Unlike Conley, whose world record was his first, this was Drechsler's 12th overall, her 8th in the long jump. "I felt so good today, from the time I got up in the morning." she said. "So I am not surprised I set the record. Still. I didn't think I could do it with this [wooden] runway. Last year at this meet I managed only 23'¾".
Unfortunately for the 15.859 fans who showed up for Friday night's events, the high points of the meet were the two afternoon world records. Soviet Sergey Bubka, the world-record holder and defending champion in the pole vault, passed on the first three heights, missed three times at 18'9¼". and then departed in a huff, without ever getting over the bar.

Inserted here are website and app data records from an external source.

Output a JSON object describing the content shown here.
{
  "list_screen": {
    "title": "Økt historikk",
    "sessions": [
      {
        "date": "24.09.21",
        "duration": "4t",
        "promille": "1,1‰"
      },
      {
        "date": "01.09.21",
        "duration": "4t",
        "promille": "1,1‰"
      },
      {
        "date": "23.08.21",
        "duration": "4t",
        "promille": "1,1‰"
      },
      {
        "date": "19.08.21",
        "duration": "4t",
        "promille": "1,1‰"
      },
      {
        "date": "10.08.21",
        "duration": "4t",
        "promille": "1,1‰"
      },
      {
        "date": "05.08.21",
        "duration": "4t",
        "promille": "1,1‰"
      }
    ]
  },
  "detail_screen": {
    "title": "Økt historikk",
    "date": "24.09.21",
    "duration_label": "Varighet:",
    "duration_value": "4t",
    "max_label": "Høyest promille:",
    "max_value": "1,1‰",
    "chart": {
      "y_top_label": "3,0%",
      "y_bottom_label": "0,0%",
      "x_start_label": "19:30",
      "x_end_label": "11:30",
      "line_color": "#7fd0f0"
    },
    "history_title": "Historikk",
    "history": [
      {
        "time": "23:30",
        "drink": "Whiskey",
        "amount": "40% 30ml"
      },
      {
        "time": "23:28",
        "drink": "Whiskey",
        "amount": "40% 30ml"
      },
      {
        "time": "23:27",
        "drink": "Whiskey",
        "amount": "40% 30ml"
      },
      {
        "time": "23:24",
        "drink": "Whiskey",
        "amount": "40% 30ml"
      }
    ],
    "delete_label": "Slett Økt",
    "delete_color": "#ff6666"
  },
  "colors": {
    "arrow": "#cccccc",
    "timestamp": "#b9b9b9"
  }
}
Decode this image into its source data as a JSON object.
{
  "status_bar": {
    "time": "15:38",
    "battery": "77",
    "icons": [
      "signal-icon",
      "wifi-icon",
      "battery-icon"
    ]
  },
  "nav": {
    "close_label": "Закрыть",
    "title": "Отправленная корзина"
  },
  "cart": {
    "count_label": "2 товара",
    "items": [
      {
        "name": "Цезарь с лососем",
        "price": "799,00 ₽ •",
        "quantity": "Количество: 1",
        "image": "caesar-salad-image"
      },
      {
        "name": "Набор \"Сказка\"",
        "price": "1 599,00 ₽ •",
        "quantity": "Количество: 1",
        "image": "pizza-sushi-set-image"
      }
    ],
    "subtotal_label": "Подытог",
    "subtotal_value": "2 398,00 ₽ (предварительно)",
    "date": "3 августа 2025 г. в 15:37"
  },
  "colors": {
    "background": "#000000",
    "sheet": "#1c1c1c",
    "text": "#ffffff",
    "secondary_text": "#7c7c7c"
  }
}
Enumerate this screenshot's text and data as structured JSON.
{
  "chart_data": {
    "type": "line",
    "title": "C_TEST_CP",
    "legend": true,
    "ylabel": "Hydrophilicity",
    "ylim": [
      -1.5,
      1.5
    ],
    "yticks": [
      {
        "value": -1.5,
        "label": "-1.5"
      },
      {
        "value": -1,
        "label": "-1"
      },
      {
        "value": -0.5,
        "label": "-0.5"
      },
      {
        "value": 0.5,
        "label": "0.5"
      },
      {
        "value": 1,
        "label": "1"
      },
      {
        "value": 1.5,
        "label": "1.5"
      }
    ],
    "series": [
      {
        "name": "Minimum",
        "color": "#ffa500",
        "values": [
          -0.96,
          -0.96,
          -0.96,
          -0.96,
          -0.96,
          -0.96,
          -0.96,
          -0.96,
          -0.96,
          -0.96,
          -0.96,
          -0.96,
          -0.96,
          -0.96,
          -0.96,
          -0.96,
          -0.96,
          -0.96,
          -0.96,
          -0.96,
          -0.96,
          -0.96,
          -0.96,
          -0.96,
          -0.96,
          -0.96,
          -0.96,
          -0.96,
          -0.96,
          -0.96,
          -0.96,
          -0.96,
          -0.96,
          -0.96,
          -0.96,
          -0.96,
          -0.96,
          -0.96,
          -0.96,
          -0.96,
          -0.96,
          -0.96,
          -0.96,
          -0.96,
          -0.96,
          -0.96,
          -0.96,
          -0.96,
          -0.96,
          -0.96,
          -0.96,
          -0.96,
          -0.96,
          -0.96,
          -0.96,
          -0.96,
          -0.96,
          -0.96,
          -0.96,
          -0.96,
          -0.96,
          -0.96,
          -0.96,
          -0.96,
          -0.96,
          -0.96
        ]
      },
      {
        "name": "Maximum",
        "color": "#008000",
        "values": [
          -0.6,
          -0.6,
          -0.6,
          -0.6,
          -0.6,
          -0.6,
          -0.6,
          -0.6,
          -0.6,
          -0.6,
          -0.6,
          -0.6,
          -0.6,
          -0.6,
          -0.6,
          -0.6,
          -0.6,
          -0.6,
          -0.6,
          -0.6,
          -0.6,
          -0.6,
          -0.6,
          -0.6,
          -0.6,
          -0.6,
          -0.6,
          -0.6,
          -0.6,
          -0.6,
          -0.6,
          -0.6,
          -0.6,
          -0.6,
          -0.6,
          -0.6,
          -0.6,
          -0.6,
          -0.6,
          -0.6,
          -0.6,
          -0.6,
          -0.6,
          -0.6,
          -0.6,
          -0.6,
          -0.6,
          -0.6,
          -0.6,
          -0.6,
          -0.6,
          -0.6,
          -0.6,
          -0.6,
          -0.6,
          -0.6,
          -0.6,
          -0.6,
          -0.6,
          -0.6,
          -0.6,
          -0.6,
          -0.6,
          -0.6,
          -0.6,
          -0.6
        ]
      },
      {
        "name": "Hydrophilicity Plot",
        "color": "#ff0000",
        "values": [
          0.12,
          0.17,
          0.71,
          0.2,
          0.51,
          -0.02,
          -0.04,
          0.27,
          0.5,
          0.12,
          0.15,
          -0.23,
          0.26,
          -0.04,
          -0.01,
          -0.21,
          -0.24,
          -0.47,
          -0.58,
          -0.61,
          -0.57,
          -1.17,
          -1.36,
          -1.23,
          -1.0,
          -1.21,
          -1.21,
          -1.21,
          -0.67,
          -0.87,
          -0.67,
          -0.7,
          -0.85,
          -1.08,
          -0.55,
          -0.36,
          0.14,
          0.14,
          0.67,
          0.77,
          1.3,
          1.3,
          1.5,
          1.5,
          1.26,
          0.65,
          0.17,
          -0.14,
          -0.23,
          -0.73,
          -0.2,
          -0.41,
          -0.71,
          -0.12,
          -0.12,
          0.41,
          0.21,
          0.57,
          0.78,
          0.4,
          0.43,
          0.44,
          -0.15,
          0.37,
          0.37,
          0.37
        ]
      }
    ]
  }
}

The winner was Earl Bell, with a vault of 18'9¼", 9¼" below the record. In four women's running events the fields were so large that the top American runners did not face the top Europeans in the finals. Instead, each of these events—the 200. 400 and 800 meters and the 55-meter hurdles—had domestic and international finals with the overall winner determined on a best-time basis.
Perhaps if excitement lags next year, the TAC should hold the daytime events in secrecy and then run tapes of the world records that night for those who couldn't play hooky.
Few fans saw long jumper Drechsler become the first woman to exceed 24 feet indoors.
Before Conley set the triple-jump mark, a Soviet was certain that he had won the event.